The water hit me hard and cold. A few of the teenagers hooted when they saw me come up for air, but they turned away after a moment and I had to swim hard against the current to get back to the bank. The buff guy wasn’t waiting for me this time, and I slipped on a rock getting out of the water. When I reached the top of the cliff, the teenagers had already forgotten my jump. They were out of beer, and talked of going back to town for more. They piled into the bed of the truck, now full of empty beer cans, while I stood back on the cliff, waiting to swim back to my island.
As the truck engine started, the girl who had called to me earlier said, “You coming, kid?”
I don’t know what I was to those teenagers—a little brother, a joke, or a mascot maybe. Perhaps they were just riding the current that seemed to course through the day, same as I was, and this seemed like the clearest next step, an escalation of our encounter by the river. There was never really a question of whether I would get in or not. By the time they asked me, I had already seen myself in that truck, a younger kid riding along with the wild older crowd.
The truck started moving before I could sit down, and I had to hold on to stay in the bed among all the rattling cans. Nobody noticed, though. They were all too busy cheering for the driver to gun it back to town.

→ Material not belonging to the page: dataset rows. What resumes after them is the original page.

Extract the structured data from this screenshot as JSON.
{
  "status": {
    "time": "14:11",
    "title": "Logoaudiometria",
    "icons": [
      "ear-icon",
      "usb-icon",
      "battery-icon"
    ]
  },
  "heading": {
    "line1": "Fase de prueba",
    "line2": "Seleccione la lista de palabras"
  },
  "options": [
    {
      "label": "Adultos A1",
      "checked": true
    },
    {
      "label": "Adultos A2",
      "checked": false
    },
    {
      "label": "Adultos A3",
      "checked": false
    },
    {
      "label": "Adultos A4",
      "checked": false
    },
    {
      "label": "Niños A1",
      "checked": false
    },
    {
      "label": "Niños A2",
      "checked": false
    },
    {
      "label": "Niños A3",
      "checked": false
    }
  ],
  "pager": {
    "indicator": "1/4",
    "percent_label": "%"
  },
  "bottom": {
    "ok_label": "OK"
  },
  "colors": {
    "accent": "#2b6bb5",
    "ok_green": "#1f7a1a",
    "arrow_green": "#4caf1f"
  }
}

As we drove down the road along the river, the buff guy started crushing the empty beer cans. There was a sign that said three miles to town and he stood up, holding on to the side of the truck, and took aim. He hit his mark with ease.
“Two points!” somebody called over the wind. The truck was going fast, and soon we were flying past an old car, rusted and left by the road. Somebody nailed that one too.
“Three points!” called the girl.
Then the girl chucked one at another sign and missed badly, causing everyone to laugh, and that was when I saw, down the road, two shapes holding hands—one of my brother, the other of Ellie. From a distance, gaining on them in the truck, I saw what misfits they were. She with her cleft lip, he with a fantasy novel by his side, and between their hips, the shimmering heat coming off the road.
“Ten points!” called the buff guy.
The can was out of my fingers before anyone else had a chance to try. As it caught the airstream, I ducked down, my palm already holding its memory, a cinching pain in the red lines where I had gripped its sharp edges too tightly. I didn’t watch then, but now I can see the metal projectile out there, whistling toward them, and my eleven-year-old self, hiding in the truck, looking at the little indentations on his hand, wishing he could take it back.
CAMERON SHENASSA is a writer from Chicago. His stories and essays have appeared in Electric Literature, The Pinch, Hobart, and others. He has an MFA from Oregon State University and is a dual citizen of the US and Luxembourg.